Join the lab

Students who want to work in cancer research, and who are interested in learning and applying data science methods should contact me to join the lab. Our work is 100% computational, using data sets generated by other people. So, students should be excited to learn to visualize and model data sets using tools like R and Python, and packages like tensorflow/pytorch and Stan.

This research sits at the crossroads of computational biology, data science, and epidemiology, and there are a number of possible projects. Your ideas for other projects are welcome!

Please write to me sending:

  • your resume
  • an unofficial transcript (or, relevant course background can be summarized in the resume)
  • a cover letter describing why you are interested in the lab, how your background is related to this research, and what kind of projects you would like to work on.

PhD Students: These positions are fully funded with a mix of TAship and research funds. Students should apply to the UML Applied Biology PhD program – applications are rolling

MS Students: students should apply to the MS Biology program. As the MS program is only 2 years, students are encouraged to contact me as early as possible in your first semester.

Undergraduates: please contact me for possible projects. Students from biology, computer science, and other sciences may find good fits

Mentoring philosophy

I take my responsibilities as a mentor seriously, with a goal of treating students as colleagues in a collaboration. As an example of my mentoring philosophy, please check out the Statement of Expectations I created for summer research students previously.

My responsibilities involve:

  • helping to set the scientific direction for the project
  • providing the needed materials
  • giving students regular feedback on results and reports

The student’s responsibilities include:

  • taking ownership of their project, meaning that they don’t look at the project as something they are doing for me, but as something we are working on together
  • learning to manage their time and organize their work
  • communicating regularly, and making sure I am giving them feedback and anything else they need

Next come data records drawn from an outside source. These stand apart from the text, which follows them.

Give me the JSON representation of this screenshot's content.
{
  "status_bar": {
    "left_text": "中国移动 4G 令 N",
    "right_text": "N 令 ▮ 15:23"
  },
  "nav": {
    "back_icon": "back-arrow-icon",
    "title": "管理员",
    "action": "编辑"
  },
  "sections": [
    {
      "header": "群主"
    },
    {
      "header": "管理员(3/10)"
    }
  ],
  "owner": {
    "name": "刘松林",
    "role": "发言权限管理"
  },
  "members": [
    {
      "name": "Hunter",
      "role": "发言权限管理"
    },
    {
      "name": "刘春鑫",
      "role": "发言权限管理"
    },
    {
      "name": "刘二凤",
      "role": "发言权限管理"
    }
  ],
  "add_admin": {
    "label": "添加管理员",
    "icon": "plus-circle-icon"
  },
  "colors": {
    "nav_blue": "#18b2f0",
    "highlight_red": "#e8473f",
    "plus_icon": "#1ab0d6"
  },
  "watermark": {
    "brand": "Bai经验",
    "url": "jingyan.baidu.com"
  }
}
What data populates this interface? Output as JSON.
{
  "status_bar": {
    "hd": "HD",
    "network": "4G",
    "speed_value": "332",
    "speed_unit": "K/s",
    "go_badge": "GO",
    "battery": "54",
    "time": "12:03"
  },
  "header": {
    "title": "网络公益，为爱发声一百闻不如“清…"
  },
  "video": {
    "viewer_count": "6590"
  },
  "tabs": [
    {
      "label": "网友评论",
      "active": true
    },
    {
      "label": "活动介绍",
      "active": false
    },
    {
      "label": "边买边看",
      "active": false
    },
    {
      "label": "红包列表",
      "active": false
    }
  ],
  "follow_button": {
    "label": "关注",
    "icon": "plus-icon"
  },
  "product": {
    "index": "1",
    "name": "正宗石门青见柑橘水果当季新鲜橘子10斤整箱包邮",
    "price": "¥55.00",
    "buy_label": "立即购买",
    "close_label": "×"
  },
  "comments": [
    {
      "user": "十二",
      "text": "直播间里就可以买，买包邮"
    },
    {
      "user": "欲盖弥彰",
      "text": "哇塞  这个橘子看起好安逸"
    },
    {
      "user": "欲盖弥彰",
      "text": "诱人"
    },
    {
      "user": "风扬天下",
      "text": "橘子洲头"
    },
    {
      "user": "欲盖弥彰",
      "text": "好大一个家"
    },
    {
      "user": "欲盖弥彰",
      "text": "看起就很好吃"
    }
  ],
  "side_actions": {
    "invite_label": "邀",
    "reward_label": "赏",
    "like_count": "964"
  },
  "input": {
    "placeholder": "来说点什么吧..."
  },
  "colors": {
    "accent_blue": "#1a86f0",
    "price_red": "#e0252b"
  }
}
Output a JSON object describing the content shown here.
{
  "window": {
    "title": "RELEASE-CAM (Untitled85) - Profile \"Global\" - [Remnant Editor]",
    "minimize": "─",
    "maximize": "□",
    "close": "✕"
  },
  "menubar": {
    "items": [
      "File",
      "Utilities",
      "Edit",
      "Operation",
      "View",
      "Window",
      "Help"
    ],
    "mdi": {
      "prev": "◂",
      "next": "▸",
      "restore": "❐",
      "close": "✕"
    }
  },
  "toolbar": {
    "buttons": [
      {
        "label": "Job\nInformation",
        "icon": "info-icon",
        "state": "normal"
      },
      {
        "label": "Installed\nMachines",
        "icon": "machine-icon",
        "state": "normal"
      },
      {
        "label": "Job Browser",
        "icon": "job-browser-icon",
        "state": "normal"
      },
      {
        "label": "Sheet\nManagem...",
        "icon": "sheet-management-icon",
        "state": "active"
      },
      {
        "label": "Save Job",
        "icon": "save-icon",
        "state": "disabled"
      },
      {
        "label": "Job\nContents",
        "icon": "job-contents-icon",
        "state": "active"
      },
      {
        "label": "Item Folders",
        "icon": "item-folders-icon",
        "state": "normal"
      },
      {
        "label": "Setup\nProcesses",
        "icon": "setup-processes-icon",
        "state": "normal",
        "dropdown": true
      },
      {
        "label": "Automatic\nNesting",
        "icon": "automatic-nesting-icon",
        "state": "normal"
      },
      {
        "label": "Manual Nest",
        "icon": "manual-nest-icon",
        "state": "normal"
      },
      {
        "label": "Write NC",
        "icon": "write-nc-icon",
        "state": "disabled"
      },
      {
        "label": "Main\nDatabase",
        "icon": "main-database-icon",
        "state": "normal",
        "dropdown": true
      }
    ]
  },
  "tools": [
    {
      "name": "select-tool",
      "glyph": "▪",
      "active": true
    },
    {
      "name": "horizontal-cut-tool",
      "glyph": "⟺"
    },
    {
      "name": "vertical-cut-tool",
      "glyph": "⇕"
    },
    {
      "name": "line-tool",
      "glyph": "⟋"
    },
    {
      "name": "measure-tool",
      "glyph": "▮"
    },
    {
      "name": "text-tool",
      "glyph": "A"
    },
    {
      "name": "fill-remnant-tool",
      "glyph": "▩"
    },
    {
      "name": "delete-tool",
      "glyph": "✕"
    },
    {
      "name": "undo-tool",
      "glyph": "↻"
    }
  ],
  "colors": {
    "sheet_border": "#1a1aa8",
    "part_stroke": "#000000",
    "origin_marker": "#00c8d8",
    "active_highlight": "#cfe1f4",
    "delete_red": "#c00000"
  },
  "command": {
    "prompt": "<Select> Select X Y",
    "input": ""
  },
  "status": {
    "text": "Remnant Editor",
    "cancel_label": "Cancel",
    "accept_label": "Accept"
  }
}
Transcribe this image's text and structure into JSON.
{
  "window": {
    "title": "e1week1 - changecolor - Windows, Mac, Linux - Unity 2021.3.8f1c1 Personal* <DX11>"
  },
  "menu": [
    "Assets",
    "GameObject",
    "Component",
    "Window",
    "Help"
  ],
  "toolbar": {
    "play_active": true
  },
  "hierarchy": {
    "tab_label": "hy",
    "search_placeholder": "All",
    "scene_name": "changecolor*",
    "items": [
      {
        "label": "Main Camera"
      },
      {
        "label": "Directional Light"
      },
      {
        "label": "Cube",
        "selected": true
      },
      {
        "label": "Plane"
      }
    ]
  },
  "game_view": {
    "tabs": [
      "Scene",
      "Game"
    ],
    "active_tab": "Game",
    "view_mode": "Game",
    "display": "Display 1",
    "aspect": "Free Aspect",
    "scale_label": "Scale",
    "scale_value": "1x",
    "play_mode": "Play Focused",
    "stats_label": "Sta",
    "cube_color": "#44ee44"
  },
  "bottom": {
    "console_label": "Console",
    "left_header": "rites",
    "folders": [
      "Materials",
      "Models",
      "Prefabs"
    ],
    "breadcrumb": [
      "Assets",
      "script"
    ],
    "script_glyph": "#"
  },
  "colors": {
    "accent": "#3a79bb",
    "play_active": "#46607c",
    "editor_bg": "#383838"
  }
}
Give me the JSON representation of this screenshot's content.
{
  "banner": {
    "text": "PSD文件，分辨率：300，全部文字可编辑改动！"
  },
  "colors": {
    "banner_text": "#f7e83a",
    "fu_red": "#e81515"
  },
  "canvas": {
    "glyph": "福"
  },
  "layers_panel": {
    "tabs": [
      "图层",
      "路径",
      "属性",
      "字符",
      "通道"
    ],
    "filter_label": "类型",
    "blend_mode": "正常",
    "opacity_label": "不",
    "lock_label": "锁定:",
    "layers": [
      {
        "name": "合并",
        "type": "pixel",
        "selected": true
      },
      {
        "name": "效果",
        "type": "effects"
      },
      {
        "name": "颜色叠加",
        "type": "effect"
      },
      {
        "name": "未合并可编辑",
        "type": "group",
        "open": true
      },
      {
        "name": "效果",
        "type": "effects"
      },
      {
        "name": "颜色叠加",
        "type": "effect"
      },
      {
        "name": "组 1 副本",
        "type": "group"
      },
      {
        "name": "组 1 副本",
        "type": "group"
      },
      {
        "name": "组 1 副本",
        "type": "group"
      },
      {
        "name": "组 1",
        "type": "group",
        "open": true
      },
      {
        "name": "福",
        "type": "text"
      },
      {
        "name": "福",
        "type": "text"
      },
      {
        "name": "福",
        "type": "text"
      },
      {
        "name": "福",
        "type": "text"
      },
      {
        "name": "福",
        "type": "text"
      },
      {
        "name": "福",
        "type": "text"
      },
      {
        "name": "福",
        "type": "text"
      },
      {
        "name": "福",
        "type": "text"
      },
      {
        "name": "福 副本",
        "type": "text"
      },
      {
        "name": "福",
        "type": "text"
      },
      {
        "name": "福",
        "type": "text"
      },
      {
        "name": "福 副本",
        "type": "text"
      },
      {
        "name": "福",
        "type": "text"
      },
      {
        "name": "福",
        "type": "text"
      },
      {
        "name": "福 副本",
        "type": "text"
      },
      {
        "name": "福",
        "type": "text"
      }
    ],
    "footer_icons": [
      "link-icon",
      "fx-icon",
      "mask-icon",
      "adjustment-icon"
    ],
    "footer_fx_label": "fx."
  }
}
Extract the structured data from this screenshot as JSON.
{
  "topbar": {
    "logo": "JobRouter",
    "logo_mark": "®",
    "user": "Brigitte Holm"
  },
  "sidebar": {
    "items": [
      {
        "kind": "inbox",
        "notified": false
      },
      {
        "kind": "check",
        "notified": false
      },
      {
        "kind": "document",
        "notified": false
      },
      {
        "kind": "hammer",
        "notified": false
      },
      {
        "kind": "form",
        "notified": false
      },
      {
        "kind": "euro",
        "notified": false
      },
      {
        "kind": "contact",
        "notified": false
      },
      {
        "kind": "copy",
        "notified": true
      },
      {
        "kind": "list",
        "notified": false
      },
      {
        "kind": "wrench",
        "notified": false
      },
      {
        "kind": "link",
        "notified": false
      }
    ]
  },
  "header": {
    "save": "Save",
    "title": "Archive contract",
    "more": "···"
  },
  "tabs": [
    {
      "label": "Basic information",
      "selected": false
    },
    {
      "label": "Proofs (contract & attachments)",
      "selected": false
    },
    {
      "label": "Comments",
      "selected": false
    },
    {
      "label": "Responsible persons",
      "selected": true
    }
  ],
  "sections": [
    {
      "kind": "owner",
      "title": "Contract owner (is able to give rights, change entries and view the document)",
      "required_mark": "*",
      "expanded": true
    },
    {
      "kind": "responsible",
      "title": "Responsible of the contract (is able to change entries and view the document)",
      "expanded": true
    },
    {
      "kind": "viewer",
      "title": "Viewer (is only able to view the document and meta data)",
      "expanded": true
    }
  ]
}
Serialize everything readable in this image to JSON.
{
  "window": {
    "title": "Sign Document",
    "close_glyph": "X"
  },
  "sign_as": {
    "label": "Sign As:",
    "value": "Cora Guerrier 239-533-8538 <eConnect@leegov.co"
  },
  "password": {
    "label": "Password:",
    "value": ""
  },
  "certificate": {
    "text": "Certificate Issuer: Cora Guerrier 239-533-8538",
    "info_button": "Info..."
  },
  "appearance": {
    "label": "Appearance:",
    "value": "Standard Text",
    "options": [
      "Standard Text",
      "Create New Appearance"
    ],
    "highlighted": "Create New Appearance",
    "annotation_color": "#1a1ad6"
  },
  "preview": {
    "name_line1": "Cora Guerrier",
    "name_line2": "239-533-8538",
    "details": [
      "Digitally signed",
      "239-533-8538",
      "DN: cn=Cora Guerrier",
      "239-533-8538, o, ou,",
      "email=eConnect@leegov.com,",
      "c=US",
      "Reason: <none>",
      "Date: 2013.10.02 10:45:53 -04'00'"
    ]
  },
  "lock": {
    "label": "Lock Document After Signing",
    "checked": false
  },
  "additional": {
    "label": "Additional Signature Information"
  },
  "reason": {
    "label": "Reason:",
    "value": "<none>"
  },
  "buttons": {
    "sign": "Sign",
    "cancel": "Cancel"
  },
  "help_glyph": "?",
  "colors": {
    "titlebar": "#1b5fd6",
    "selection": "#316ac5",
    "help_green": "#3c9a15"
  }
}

I think it is important to address a common source of tension in research: the idea that only some people can “cut it”. I do not feel it is my job as a mentor to judge students’ brilliance, but only to work together on well-supported analyses using good communication. Research is hard, so project success should not be considered a reflection of your personal abilities. Please read up on impostor syndrome, something that all of us in science are prone to suffer! This problem is often more acute for people in underrepresented groups (especially including women in science and ethnic minority members).